MENU

The importance of protecting data and devices

December 18, 2017 • Backup and Storage, Cloud Computing, Opinion, Security

The importance of protecting data and devices

Lionel Moyal, Office Business Group Lead at Microsoft South Africa.

Digital transformation is touching every sector, industry and organisational size, with SMEs being empowered by digital technologies such as hyperscale cloud computing to gain enterprise-grade services and compete for the same customers as big corporations.

While the digital era presents many opportunities for companies, it is also producing numerous challenges, including security threats that can be devastating to a company’s reputation and bottom line.

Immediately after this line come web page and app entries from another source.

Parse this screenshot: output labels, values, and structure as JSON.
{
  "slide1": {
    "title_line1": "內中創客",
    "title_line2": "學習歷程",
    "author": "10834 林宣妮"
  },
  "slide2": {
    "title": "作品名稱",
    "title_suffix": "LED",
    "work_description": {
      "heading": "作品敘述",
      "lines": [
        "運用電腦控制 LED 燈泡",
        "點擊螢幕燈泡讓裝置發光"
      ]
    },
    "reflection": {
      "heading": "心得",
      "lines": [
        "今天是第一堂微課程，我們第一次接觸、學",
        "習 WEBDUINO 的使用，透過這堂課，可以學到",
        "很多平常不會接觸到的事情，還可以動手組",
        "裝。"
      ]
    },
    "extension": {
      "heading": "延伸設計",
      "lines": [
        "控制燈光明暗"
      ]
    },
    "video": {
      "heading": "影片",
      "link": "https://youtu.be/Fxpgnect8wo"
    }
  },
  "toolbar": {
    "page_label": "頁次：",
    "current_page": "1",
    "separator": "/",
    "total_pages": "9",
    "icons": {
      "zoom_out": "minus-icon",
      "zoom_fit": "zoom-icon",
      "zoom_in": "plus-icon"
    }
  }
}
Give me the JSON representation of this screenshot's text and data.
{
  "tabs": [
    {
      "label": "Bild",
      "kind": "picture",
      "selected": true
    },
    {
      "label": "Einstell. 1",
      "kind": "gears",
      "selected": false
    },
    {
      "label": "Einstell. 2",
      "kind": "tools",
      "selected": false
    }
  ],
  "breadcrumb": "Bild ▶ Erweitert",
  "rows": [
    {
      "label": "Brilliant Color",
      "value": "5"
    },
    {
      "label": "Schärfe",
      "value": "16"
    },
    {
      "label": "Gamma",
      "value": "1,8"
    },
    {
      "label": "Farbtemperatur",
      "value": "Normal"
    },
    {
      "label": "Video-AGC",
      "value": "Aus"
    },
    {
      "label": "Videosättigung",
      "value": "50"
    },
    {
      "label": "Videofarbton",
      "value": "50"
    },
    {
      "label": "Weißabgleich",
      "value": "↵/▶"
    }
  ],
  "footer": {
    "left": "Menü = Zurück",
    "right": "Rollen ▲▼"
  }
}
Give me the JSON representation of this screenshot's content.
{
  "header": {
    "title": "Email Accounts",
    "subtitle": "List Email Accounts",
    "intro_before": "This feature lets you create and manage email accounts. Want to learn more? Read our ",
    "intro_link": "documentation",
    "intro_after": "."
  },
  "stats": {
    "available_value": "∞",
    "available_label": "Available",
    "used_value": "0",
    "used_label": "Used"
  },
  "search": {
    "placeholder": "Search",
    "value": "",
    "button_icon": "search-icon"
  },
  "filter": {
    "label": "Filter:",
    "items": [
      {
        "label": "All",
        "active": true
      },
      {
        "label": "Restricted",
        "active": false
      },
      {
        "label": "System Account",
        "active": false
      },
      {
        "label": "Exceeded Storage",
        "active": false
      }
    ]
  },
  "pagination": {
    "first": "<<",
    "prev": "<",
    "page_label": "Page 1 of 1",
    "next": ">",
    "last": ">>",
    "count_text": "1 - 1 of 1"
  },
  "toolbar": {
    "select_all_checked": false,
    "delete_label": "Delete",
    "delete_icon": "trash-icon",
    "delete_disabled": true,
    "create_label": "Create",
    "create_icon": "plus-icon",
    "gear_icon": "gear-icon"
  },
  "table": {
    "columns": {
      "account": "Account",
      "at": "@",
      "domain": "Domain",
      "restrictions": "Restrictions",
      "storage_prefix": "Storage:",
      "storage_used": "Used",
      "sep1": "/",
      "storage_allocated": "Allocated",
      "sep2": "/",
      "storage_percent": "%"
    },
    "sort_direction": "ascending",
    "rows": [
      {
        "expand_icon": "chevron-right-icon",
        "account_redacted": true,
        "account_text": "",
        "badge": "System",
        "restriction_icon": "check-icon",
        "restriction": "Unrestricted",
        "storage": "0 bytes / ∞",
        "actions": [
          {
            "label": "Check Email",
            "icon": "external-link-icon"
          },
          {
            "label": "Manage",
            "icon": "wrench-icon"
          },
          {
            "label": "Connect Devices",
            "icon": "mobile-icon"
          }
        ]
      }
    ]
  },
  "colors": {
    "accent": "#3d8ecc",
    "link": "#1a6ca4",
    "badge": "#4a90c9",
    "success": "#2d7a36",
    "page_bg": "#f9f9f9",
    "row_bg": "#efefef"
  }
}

Previously, a business could only enable corporate-issued devices on its networks and protect its infrastructure behind a firewall. In the digital era, trends such as bring your own device and mobility have, along with the need to co-create value and collaborate with partners, made isolationism impossible.

In fact, employees are spending a lot (up to 50%) more time in collaborative activities, while research company Strategy Analytics forecasts that the global mobile workforce will encompass around 1.75 billion in 2020 or approximately 42% of the global workforce. Last year, a whopping 43% of all cyber-attacks were targeted at SMEs according to security software company Symantec.

All of this means that companies need to rethink their approach to security, thanks to this myriad of web-connected devices making their way through their offices, with these acting like gateways via which attackers can gain access to the business’s network and digital resources.

Using the cloud to be productive anywhere, anytime, on any device, securely
Every quarter, Microsoft provides companies with the latest trends data on industry vulnerabilities, exploits, malware, web-based attacks, along with measures to combat these and for remediation within its Security Intelligence Report (SIR).

The latest (Q1 2017, January to March) SIR shows that the cloud is fast becoming the central data hub for companies, which in turn is also making it a prime target for cyber criminals. Consequently, cloud-based cyber-attacks have increased a massive 300% year-on-year.

When you move your organisation to a cloud service, you must be able to trust your service provider with your most important, sensitive, and confidential data or choose to move only your least sensitive data to the cloud. Because security is paramount for business success, solutions have to offer robust policies, controls, and systems to help keep your information safe.

Companies should take note that as the cyber-attackers are successful with their breach attempt, the attackers attempt to reuse the stolen credentials on multiple services. Therefore, one of the most critical things a user can do to protect themselves is to use a unique password for every site and online service they use.

In addition, businesses should train staff to avoid the use of simple passwords (easy to guess or crack), using alternative authentication methods or multi-factor authentication, as well as to implement solutions for credential protection and risk-based conditional access.

Endpoint threat intelligence
An endpoint is any device that is remotely connected to a network, which is able to provide an entry point for cyber-attackers and includes notebook PCs, smartphones, and tablets amongst others and because users interact with an endpoint, it remains a key opportunity for attackers and a security priority for businesses.

Ransomware attacks have been on the rise, disrupting major organisations and grabbing global headlines. Attacks like WannaCry and Petya disabled thousands of machines worldwide in the first half of 2017.

There needs to thorough mitigations in place that prevent common exploitation techniques by these and other ransomware threats, and tools that help to protect business data on mobile devices, by doing this ensuring that all business data is encrypted and accessible only by authorised users. Furthermore, SMEs can perform a remote selective wipe of company data easily on lost or stolen devices and centralise control of company data on personal devices.

Managers can also help prevent accidental data leaks by securely separating business information from personal information. They can ensure that employees always have access to files while confining company information to Office apps.

Ultimately, businesses need a new, integrated approach to security in the digital era, which will not impede their productivity. It is essential that solutions are integrated and bring together productivity tools that staff will already be familiar with, along with the security and device management capabilities that small to medium-sized businesses need to protect its data.

By Lionel Moyal, Office Business Group Lead at Microsoft South Africa


Comments are closed.

« »

Read previous post:
Central Bank of Nigeria to replace ATM pin with biometrics
Central Bank of Nigeria to replace ATM pins with biometrics

According to a report by Nigerian Communications Week, the Central Bank of Nigeria (CBN) has revealed that it is working...

Close